This year’s exceptionally dry weather, which led to drought being declared across most of the country, will mean the Christmas staple is around half its maximum size.
The lack of water in the summer, the driest on record for the UK, means sprouts have not been able to grow to their full potential, said Richard Mowbray of the UK Brassica Growers Association.
“Normal supermarket specifications are between 18mm to 40mm. This year’s batch will be at the smaller end of that,” he said.
Mr Mowbray said Christmas diners shouldn’t expect any drop in quality from their smaller sprouts, which taste sweeter than their larger counterparts. “They used to be sold as a premium product, as baby sprouts,” he said.
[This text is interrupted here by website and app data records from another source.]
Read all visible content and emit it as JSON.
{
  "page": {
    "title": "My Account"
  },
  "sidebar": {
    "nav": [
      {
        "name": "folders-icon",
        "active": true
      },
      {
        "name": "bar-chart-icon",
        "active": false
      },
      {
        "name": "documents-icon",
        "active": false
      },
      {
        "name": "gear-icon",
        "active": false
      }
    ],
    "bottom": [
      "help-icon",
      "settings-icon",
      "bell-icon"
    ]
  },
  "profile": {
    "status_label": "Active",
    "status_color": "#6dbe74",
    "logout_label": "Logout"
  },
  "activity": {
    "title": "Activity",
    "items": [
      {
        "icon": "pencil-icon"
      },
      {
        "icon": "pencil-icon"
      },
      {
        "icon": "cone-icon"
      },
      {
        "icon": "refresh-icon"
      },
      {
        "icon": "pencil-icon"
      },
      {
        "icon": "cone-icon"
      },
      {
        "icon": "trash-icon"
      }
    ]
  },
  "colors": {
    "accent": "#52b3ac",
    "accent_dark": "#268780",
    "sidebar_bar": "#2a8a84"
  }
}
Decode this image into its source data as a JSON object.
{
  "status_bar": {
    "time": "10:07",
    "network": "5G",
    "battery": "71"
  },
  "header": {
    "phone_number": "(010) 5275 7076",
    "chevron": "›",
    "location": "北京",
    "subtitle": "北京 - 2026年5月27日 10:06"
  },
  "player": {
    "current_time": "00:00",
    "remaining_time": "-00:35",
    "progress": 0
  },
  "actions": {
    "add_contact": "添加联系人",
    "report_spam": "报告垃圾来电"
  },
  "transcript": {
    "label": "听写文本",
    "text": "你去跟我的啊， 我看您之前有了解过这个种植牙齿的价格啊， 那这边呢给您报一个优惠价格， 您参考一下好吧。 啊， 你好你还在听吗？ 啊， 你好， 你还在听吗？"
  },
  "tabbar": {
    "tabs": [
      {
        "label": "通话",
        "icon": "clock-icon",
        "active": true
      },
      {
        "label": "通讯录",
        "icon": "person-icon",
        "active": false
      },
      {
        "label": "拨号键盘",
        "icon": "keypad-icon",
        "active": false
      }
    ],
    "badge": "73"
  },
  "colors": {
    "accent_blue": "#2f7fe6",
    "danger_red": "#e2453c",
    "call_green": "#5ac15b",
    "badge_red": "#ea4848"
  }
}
This year’s heatwave and drought saw temperatures hit a new UK high of 40.3C in Coningsby, Lincolnshire, which produces around 60 per cent of the country’s brassicas, the vegetable family to which sprouts belong .
Some 25 per cent of all sprouts in the UK are sold over the Christmas period, although only half of the 750 million sprouts produced a year are eaten, according to the University of Warwick.
The British are Europe’s biggest consumers of sprouts, which have been traced back to Brussels in the 13th century, and were named by the French in the 1700s.
Sub zero temperatures this winter are also making the picking tricky, said Chris Gedney of TH Clements, in Boston, Lincolnshire, which typically harvests 192 million sprouts each year.
"It's challenging. We had the heat wave, and now we have the really low temperatures - the timing could not be worse,” he told the BBC.
Mr Gedney said: "Once it gets below about -3C (27C) it starts to get really challenging for both our operators and machinery."
He praised his hardy workforce, adding: "A lot of our work still needs to be done by hand. There are some tough people out there."
There are expected to be plenty of sprouts to go round however, even if you might need a few more on your plate.
Mr Gedney said: "We're looking at lighter yields and shorter stalks but we're confident people will have Brussels sprouts on their dinner plates this Christmas."
Climate change is expected to bring more heatwaves, and made this year’s drought 20 times more likely, according to a study by scientists at the World Weather Attribution service.
This year’s frost could also make Brussels sprouts sweeter this year, according to researchers at the University of Warwick, which is working on genetic modifications to make the sometimes controversial Christmas dinner vegetable more palatable.
“Sulphur is responsible for the bitter sprout taste. As we age, we lose tastebuds, which can make them more palatable – potentially why adults who hated sprouts as children now embrace them in seasonal dishes,” research fellow Lauren Chappell said. “What’s more, frosty weather converts bitter starches into sugars, leading to sweeter tasting sprouts (hence the logic behind grandparents remarking they ‘won’t eat sprouts until the first frost’).”